It’s not too early to start staking out your spot for the triumphant arrival of the Tour de France in Paris. This year (2008), the Tour de France cyclists will zoom along the Champs Elysees, do their final circle round the Arc de Triomphe on Sunday, July 27th.
If you plan on being in town for that Sunday, you may want to take an early stroll down the Champs Elysees to choose among the innumerable cafes ranging from burger joints to ornate tea salons, but sentimentally speaking, I’d be hard put to go anyplace other than the Publicis Drugstore, 133 Avenue des Champs Elysees. That’s the place where we first saw the Tour de France tear up the pavement.
Not only that, but the Publicis Drugstore is perfectly situated at the corner of the Champs Elysees and the Arc de Triomphe so you do get a great vantage point.
There are other cafes along the Champs that have a more time-honored reputation such as Fouquet’s or La Duree, but ‘Le Drugstore’ holds a particular place in my heart – as being one of the few places on the Champs where as a poor student, I could afford to splurge on a ‘Salade caifornienne’. Even back then ‘Le Drugstore’ was a stylish place to wander about on a Friday or Saturday night.

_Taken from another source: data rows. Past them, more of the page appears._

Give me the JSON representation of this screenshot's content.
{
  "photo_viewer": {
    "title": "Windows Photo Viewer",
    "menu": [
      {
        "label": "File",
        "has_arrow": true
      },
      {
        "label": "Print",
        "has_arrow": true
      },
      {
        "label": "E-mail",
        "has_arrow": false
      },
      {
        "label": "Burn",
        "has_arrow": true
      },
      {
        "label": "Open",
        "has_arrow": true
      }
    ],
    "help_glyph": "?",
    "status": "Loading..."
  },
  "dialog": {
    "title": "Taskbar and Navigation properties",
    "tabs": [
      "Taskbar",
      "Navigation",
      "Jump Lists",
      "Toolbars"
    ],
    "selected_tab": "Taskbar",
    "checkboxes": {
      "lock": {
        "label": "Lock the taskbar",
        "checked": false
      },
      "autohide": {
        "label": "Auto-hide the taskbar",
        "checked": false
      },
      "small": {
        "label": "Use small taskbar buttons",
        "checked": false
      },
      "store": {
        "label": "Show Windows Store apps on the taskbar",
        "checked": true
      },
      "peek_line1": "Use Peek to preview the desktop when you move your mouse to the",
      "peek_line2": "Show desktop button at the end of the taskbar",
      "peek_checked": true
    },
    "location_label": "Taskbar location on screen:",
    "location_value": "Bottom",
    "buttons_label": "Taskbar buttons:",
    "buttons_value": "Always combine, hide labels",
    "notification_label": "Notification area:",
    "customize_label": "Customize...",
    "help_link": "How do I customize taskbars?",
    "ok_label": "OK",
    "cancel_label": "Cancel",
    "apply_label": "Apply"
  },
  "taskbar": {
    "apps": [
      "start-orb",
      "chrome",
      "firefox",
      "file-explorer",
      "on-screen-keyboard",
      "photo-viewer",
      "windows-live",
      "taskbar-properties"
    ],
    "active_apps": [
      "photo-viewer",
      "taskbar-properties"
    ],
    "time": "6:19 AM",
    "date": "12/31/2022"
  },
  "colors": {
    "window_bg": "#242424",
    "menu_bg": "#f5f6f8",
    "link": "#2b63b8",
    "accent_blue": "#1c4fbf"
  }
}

Still, to this day, I don’t know how we managed to find a table to watch the Tour de France several years ago, but I think we ended up standing on tip-toe.
These days ‘Le Drugstore’ has reinvented itself – evolving with each generation. It cheered along France’s soccer team in 1998, creating a facade to match the team’s colors and, at the beginning of the new millenium went through another revamping.
If you’re wondering why I’m making such a big deal about a ‘drugstore’, the first thing to understand is that the Publicis Drugstore has never been anything comparable to an American ‘drugstore’ or a British ‘chemist’. The closest shop concept in the U.S. might be a ‘Sharper Image’ if the ‘Sharper Image’ also included a Brasserie and a more upscale restaurant.
Add to that a movie theater, a cigar boutique, and an international newspaper and magazine kiosque, a winery complete with winetastings … you start to get the picture. This is your down-the-corner Mom & Pop ‘drugstore’ gone Gucci with everything under the sun – even pharmaceuticals (but you’ll hardly recognize the traditional green cross that you see posted for the typical French ‘pharmacie’.
Another good reason to scout out Le Drugstore well before July 27th is to catch the Design Lovers which will be highlighting some of France’s most revered designers including Philippe Stark and Jean Nouvel. The fun begins today July 18th and will last through August 29th. You’ll find some samples of France’s top designware right here at Le Drugstore at surprisingly affordable prices.
When you do arrive at the Champs Elysees (get off at the Metro: Charles de Gaulle Etoile or Metro: George V), be sure to pick up a Tour de France t-shirt. A great souvenir for wearing to your work-out when you’re back home.
For those that can’t stand the crowds (I hear you!), Google has come up with a great way to enjoy the arrival of the Tour de France in Paris without ever leaving your computer station. I know that nothing compares with actually being there and absorbing the anticipation of that first cyclist leading the pack . . . but the Google visual map of the Tour de France route is frankly amazing. The video image of various towns in France makes you want to hop on your Velib bike and retrace the route.
Trivia: Did you know that the Tour de France’s final stage didn’t originally end up at the Champs Elysees? Originally, the race ended at Parc des Princes. It wasn’t until 1975 that ‘La Grande Boucle’ graced Paris’s most famous avenue and circled the Arc de Triomphe.
You can find more Tour de France Trivia Tidbits (in French) but I’ll translate some of these for you in the next few days. ““Ten Anecdotes on the Tour de France”
133 avenue des Champs-Elysées
Tél : 33(0)1 44 43 79 00
Brasserie Reservations Tel: 01 44 43 77 64
Métro : Charles de Gaulle-Etoile, Georges V
Other suggestions for Champs Cafe/Restaurants:
ALSACE (L’) – An all-night Champs Elysees brasserie serving big fresh seafood platters and Alsatian specialties: foie gras au gewurztraminer, choucroute (sauerkraut with ham and sausages). Daily 24 hrs. €€ (Cards: all) 39 ave des Champs-Elysees (8th), 01.53.93.97.00. Franklin D. Roosevelt
(This is one of the traditional Champs Elysees cafe/brasseries with plenty of outdoor seating)
76 Champs Elysees
Metro: George V or Franklin Roosevelt
(We tried Deli’s Cafe once – I noticed that it was listed in ‘Sortir a Paris’, but I honestly can’t say that it really stood out in my memory – except that it should be less pricey than some of its more glamorous neighbors).